"I think I was like, 'So, this is something I've been doing on the Internet, and I just post about what I like and, blah, can I be in this thing?' They were in total disbelief, because that is just not our world. They didn't think that their kid would randomly ask, 'Oh, by the way, can I be in The New York Times?' They didn't really know that I was interested in fashion."
On getting over the major criticism made by older fashion professionals:
"I came to realize that this was just a dumb thing on the Internet. I felt like, ultimately, these are people who are sitting at computers forming very angry opinions about a 12-year-old. I think I was confusing to people, because it wasn't like I was a child actor or whatever. There hasn't been a
well-worn trajectory for me to follow. I've never been able to be like, 'Oh, I can't make this move because when this other 12-year-old fashion blogger did that, this happened'."
On making her parents understand her creative dream:

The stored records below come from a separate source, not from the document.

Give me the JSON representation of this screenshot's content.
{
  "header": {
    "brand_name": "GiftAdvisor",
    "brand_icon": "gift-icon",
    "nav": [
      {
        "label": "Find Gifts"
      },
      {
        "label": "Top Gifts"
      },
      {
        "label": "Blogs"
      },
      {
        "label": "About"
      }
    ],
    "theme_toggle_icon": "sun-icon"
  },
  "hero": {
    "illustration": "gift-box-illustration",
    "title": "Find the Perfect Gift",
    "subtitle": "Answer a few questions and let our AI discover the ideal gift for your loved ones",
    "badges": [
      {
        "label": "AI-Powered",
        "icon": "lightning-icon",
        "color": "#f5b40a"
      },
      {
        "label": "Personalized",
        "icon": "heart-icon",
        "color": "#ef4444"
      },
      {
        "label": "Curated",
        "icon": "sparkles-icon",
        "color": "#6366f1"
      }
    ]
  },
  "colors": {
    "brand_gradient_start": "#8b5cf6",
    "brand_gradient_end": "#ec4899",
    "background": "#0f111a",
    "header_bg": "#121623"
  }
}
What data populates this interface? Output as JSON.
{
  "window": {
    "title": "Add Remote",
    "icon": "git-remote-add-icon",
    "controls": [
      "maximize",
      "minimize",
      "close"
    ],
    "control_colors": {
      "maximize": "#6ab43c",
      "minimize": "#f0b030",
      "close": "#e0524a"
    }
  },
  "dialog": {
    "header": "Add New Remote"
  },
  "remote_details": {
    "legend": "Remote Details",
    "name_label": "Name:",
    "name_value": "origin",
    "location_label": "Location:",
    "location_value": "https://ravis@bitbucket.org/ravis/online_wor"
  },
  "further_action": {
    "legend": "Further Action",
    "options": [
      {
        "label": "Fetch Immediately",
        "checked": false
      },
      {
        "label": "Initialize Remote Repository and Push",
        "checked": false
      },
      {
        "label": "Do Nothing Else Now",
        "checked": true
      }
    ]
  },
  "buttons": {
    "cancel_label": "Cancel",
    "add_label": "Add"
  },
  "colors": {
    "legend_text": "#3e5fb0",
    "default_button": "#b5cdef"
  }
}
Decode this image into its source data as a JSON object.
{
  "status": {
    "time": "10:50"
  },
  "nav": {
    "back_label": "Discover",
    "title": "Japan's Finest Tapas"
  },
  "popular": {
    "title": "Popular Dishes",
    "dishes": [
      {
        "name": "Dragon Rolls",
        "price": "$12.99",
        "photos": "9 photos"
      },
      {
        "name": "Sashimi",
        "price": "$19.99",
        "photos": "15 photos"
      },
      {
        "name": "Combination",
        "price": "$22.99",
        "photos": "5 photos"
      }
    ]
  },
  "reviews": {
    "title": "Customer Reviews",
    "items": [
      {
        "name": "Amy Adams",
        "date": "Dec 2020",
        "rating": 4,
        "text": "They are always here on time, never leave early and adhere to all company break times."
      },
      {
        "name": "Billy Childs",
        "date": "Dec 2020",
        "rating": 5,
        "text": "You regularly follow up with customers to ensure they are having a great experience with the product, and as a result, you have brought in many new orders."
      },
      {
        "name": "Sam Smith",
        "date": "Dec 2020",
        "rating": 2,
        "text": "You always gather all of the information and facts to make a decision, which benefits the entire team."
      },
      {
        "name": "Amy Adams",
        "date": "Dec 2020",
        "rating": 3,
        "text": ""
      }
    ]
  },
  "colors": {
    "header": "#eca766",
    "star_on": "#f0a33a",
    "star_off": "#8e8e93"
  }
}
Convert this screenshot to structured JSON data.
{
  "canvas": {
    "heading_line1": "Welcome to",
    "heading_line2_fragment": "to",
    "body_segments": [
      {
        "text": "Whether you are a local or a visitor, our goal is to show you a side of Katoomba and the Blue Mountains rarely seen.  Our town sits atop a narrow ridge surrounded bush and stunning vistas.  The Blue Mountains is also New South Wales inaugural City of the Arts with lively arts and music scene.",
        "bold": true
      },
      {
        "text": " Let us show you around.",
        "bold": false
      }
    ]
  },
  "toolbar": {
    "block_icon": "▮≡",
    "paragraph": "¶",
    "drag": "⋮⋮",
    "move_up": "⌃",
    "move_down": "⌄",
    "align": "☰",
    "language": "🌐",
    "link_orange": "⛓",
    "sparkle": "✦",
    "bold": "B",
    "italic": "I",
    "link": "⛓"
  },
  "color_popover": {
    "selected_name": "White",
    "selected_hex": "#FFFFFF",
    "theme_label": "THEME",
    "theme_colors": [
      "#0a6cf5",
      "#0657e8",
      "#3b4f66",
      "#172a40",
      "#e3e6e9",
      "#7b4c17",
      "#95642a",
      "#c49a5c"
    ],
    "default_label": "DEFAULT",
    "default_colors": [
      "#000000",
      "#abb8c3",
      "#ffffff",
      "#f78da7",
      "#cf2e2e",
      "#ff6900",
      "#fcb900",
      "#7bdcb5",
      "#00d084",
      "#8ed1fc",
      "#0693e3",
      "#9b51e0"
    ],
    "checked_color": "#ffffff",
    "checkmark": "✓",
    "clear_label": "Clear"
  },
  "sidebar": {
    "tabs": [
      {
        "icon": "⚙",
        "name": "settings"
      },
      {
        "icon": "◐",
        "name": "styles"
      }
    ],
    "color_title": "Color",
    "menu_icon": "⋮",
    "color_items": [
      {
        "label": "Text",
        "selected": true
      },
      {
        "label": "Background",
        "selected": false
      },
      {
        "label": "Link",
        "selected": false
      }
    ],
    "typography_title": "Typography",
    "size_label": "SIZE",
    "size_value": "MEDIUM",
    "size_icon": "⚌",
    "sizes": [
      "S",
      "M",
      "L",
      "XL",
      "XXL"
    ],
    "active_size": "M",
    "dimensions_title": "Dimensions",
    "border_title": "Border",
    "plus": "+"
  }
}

"I think my mom said, 'Tavi, I think it's so great that you come home and you do creative things instead of all these kids who are just hanging out'."
Does she find fashion superficial?
"In reality, everyone thinks about how they look. And it's silly to expect anyone to completely disregard the ways in which they're compelled to look a certain way. It's better to turn it around and make it about expressing yourself and feeling comfortable with yourself. If you don't want to think about what you look like at all, I also think that's great!"
On her "I'm not really that into fashion anymore" blog post that angered many of her followers:
"The more my blog's audience has grown, the more I've had doubts about what I write. But I've always ended up happy when I've been honest. That one was the kind of thing where I just felt weird sitting down to write my blog all of a sudden. Something felt insincere about it. Basically, in this blog post, I talked about how I sat next to Anna Wintour at a Band of Outsiders show, and she asked me, 'When do you go to school?' I just felt like, When do your models go to school?"
On her realization of the real fashion industry
"There's a lot of hypocrisy. In a way, fashion had been this magical thing that I was obsessed with. I was just such a fan. But then I got a little too close to it, and that was kind of saddening. [...] There wasn't any real enthusiasm coming from the people who were there for what was going on around us, even though it should have been this exciting, creative thing. I felt funny about that experience. I wanted to start writing about other things on my blog, branching out from fashion."
On her college plans
"It just has to be a situation where I don't have to take classes I don't want to take. College is for studying things you are truly interested in. I don't want to have to take another math class, and I don't want dorm life. I know that much."